The Central Business District is the core of many of downtown Denver's largest sectors in banking, energy and law.

Beneath all the skyscrapers and surrounding all the suit-clad men and women rushing between appointments is some of the city's best in dining, bars, shopping, arts and culture.


The district is bounded by Lawrence and 20th streets to the north, Broadway to the east and West Colfax Avenue and Speer Boulevard to the west — smack dab in the middle of everything.

The red outlines Denver Central Business District (Courtesy: Google Maps)

Some of the metro's best-known landmarks reside in the CBD, like the Colorado Convention Center and the Denver Center for the Performing Arts.

The big blue bear outside of Denver Convention Center


It's also a hub of hotels: The Hyatt Regency and Grand Hyatt Denver, Crowne Plaza Denver, the Ritz-Carlton, Denver Marriott City Center, Renaissance Denver Downtown City Center, The Curtis Hotel and the Brown Palace Hotel and Spa all call the Central Business District home.

Cutting right through the center of the CBD is the 16th Street Mall, an outdoor, walkable shopping center with several big box retailers (like H&M, T.J. Maxx, Ross, Walgreens and Rite Aid), as well as Denver Pavilions, home to 40 cafés, clothing stores, taverns, burger bars and more.

Off the 16th Street Mall, you'll also find some of the best Denver has to offer, including Sam's No. 3 Diner, Panzano, Syrup-Downtown and Guard & Grace.

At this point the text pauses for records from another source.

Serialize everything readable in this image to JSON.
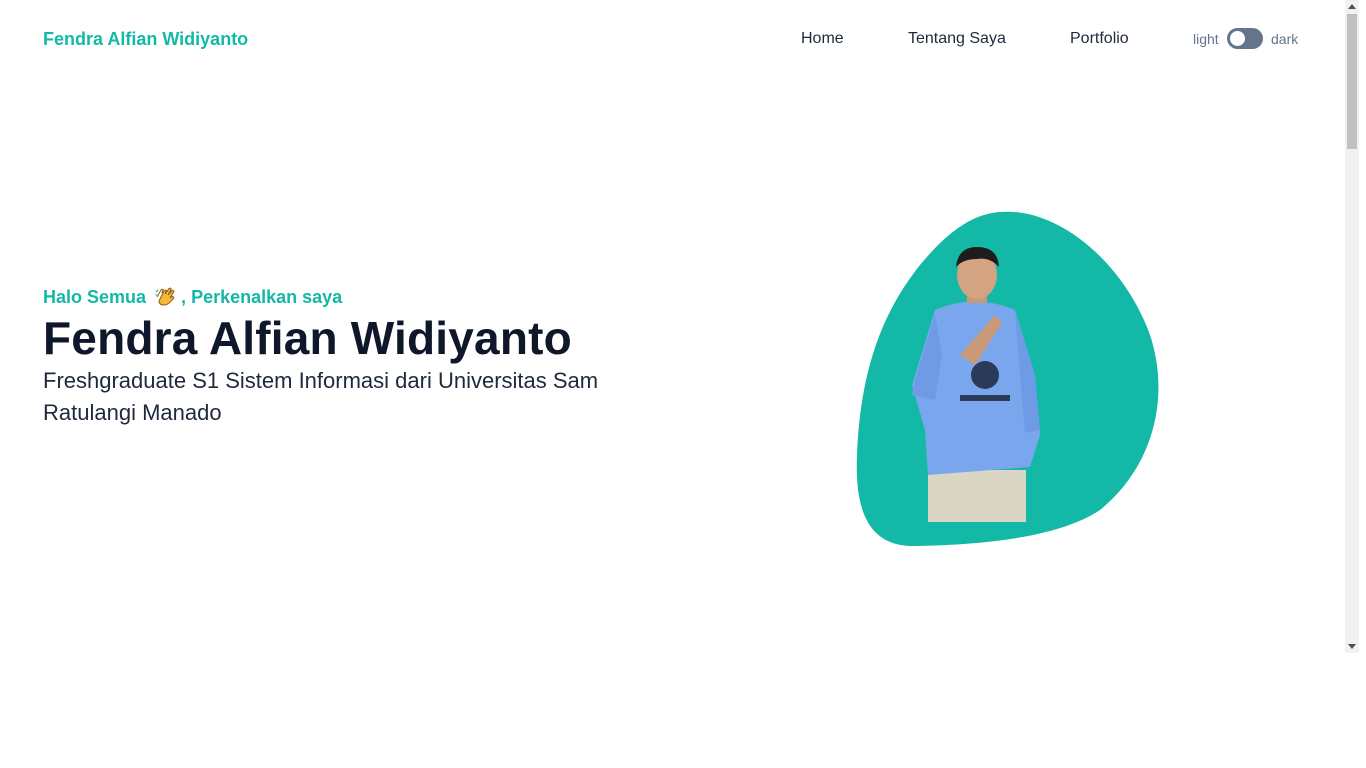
{
  "header": {
    "brand": "Fendra Alfian Widiyanto",
    "nav": [
      {
        "label": "Home"
      },
      {
        "label": "Tentang Saya"
      },
      {
        "label": "Portfolio"
      }
    ],
    "theme_toggle": {
      "light_label": "light",
      "dark_label": "dark",
      "state": "light"
    }
  },
  "hero": {
    "greeting_start": "Halo Semua",
    "greeting_emoji_icon": "clapping-hands-icon",
    "greeting_comma": ",",
    "greeting_end": "Perkenalkan saya",
    "name": "Fendra Alfian Widiyanto",
    "description": "Freshgraduate S1 Sistem Informasi dari Universitas Sam Ratulangi Manado",
    "photo_alt": "Fendra Alfian Widiyanto"
  },
  "colors": {
    "accent": "#14b8a6",
    "text_dark": "#0f172a",
    "toggle": "#64748b"
  }
}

There's also some quaint off-the-beaten path coffee shops, like The Evil Bean.


Until Thursday, Dec. 23, Denver's Christkindl market will be opened on Arapahoe Street.
The market features crafts of vendors from Europe and Colorado. You can find handmade Christmas tree ornaments, jewelry, dolls, and artworks. There's also traditional European food like Bavarian salt pretzels, smoked salmon, European style fries, and Danishes.


If you want to take a look at CBD in the late 1900s, click on each photo in the gallery below to see when and where it was taken.


Paramount Theater on Glenarm Place was built in 1930 by architect Temple Buell. It was declared a historic landmark by the city in 1988. Another nationally registered landmark is the Daniels and Fisher Clock Tower that was built in 1911. At the time, the 393 ft. tower was the tallest structure west of the Mississippi. The recently renovated top five floors are now used for weddings and parties.

If you have a few minutes downtown, check out the Money Museum at the Federal Reserve Bank. It has free admission and there's a few hands-on activities for kids. Plus, visitors can take bags of shredded bills as souvenirs.

Another cool museum downtown is the Denver Firefighters Museum. Housed in the original Station One, the two-story firehouse built in 1909 shows the history of the Denver Fire Department through artifacts and photographs.


Living near all that hustle and bustle is far from cheap: The CBD is the most expensive neighborhood to rent in the city, with a median rent of $2,000 per month, according to Zumper. Homes there have a median price of $575,000, according to Trulia.